● **What you will do**
Your answer should consist of every line in the records that holds "pinion".

[App and web page records]

────────────────────

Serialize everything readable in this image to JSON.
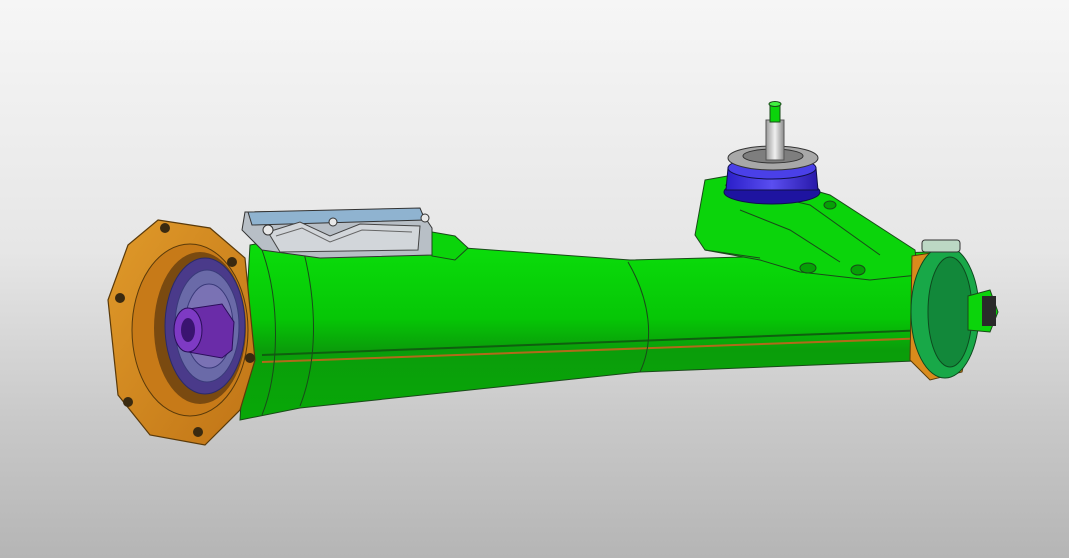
{
  "viewer": {
    "background_top": "#f6f6f6",
    "background_bottom": "#b5b5b5"
  },
  "model": {
    "parts": [
      {
        "name": "steering-rack-housing",
        "color": "#0acb0a"
      },
      {
        "name": "end-flange",
        "color": "#d98b1c"
      },
      {
        "name": "flange-bore",
        "color": "#c77a18"
      },
      {
        "name": "input-shaft-sleeve",
        "color": "#6a2ca8"
      },
      {
        "name": "pinion-bearing-cap",
        "color": "#3a2ad8"
      },
      {
        "name": "pinion-shaft",
        "color": "#bdbdbd"
      },
      {
        "name": "pinion-washer",
        "color": "#9a9a9a"
      },
      {
        "name": "control-unit-cover",
        "color": "#b8bfc6"
      },
      {
        "name": "control-unit-lid",
        "color": "#8fb3d0"
      },
      {
        "name": "end-boot-clamp",
        "color": "#16a045"
      },
      {
        "name": "outlet-coupler",
        "color": "#0acb0a"
      }
    ],
    "edge_color": "#1a4a1a"
  }
}
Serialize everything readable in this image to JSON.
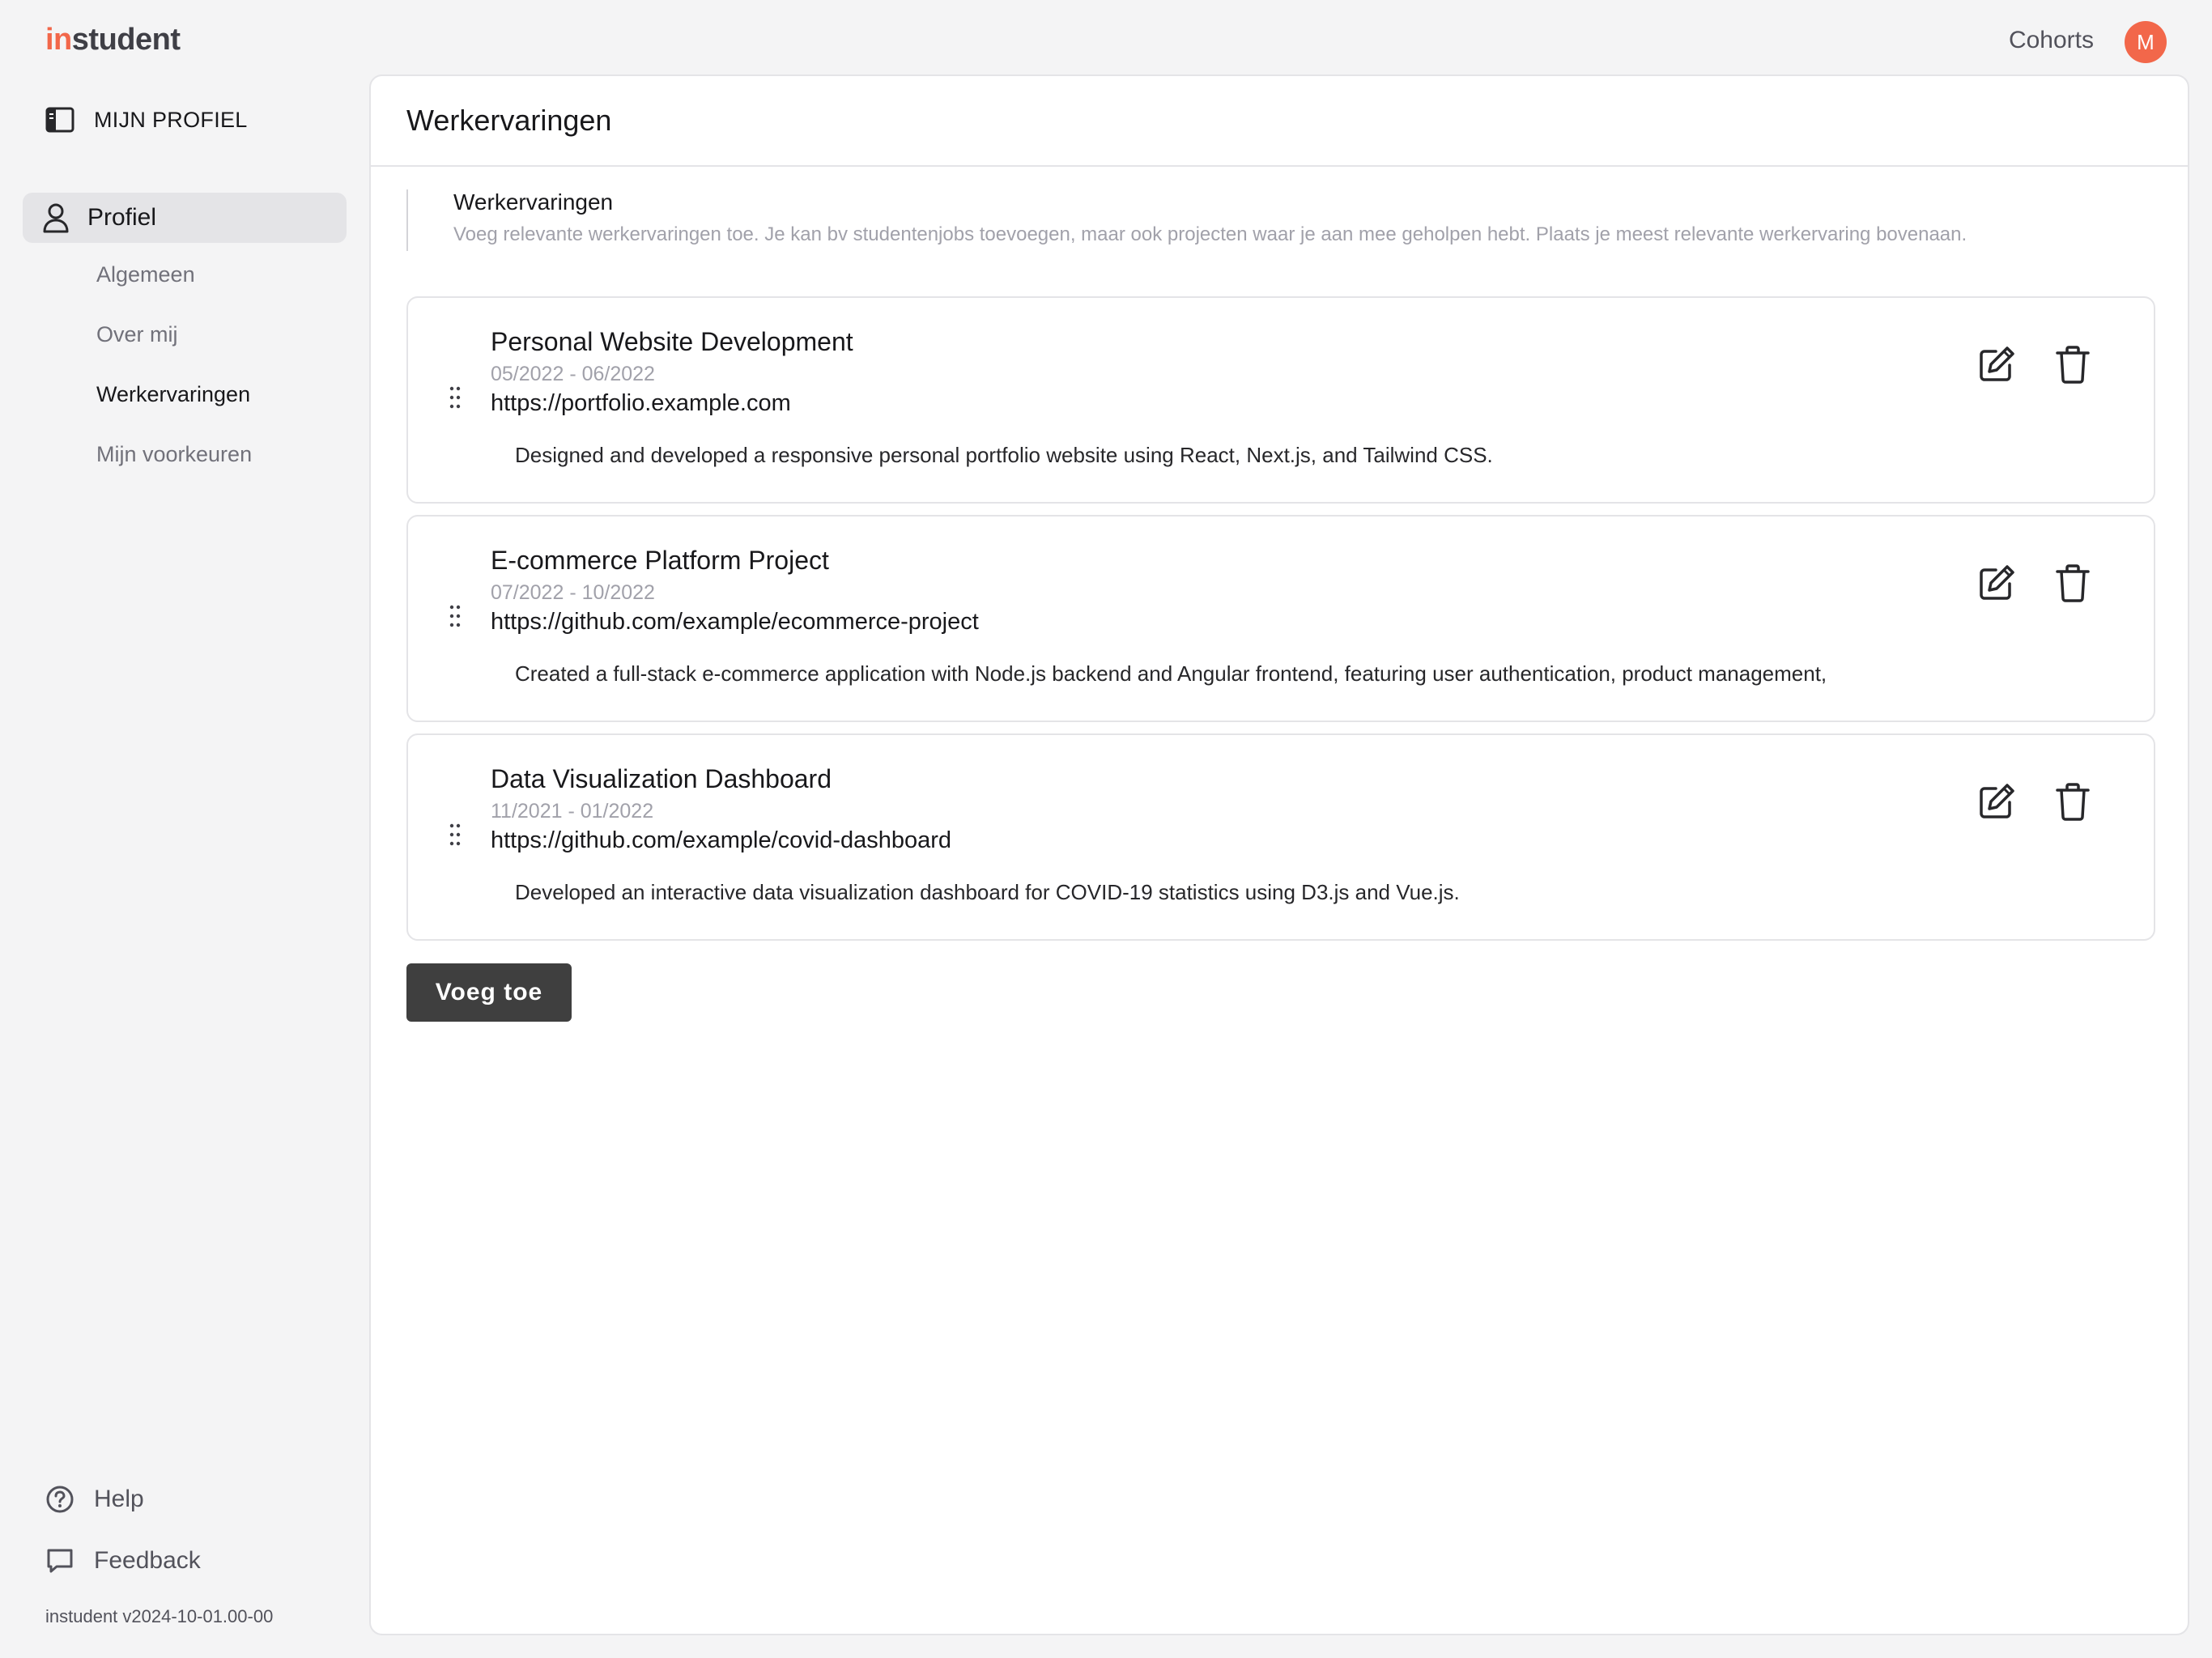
{
  "app": {
    "logo_prefix": "in",
    "logo_suffix": "student",
    "nav_cohorts": "Cohorts",
    "avatar_initial": "M",
    "accent_color": "#f2674a"
  },
  "sidebar": {
    "header_label": "MIJN PROFIEL",
    "active_item": "Profiel",
    "sub_items": [
      "Algemeen",
      "Over mij",
      "Werkervaringen",
      "Mijn voorkeuren"
    ],
    "current_sub_item": "Werkervaringen",
    "help_label": "Help",
    "feedback_label": "Feedback",
    "version": "instudent v2024-10-01.00-00"
  },
  "main": {
    "title": "Werkervaringen",
    "info_title": "Werkervaringen",
    "info_description": "Voeg relevante werkervaringen toe. Je kan bv studentenjobs toevoegen, maar ook projecten waar je aan mee geholpen hebt. Plaats je meest relevante werkervaring bovenaan.",
    "add_button": "Voeg toe"
  },
  "experiences": [
    {
      "title": "Personal Website Development",
      "dates": "05/2022 - 06/2022",
      "url": "https://portfolio.example.com",
      "description": "Designed and developed a responsive personal portfolio website using React, Next.js, and Tailwind CSS."
    },
    {
      "title": "E-commerce Platform Project",
      "dates": "07/2022 - 10/2022",
      "url": "https://github.com/example/ecommerce-project",
      "description": "Created a full-stack e-commerce application with Node.js backend and Angular frontend, featuring user authentication, product management,"
    },
    {
      "title": "Data Visualization Dashboard",
      "dates": "11/2021 - 01/2022",
      "url": "https://github.com/example/covid-dashboard",
      "description": "Developed an interactive data visualization dashboard for COVID-19 statistics using D3.js and Vue.js."
    }
  ],
  "icons": {
    "sidebar_header": "sidebar-panel-icon",
    "profile": "user-icon",
    "help": "help-circle-icon",
    "feedback": "message-square-icon",
    "drag": "drag-handle-icon",
    "edit": "edit-icon",
    "delete": "trash-icon"
  }
}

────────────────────

● **Answer for the task**
        "name": "pinion-bearing-cap",
        "name": "pinion-shaft",
        "name": "pinion-washer",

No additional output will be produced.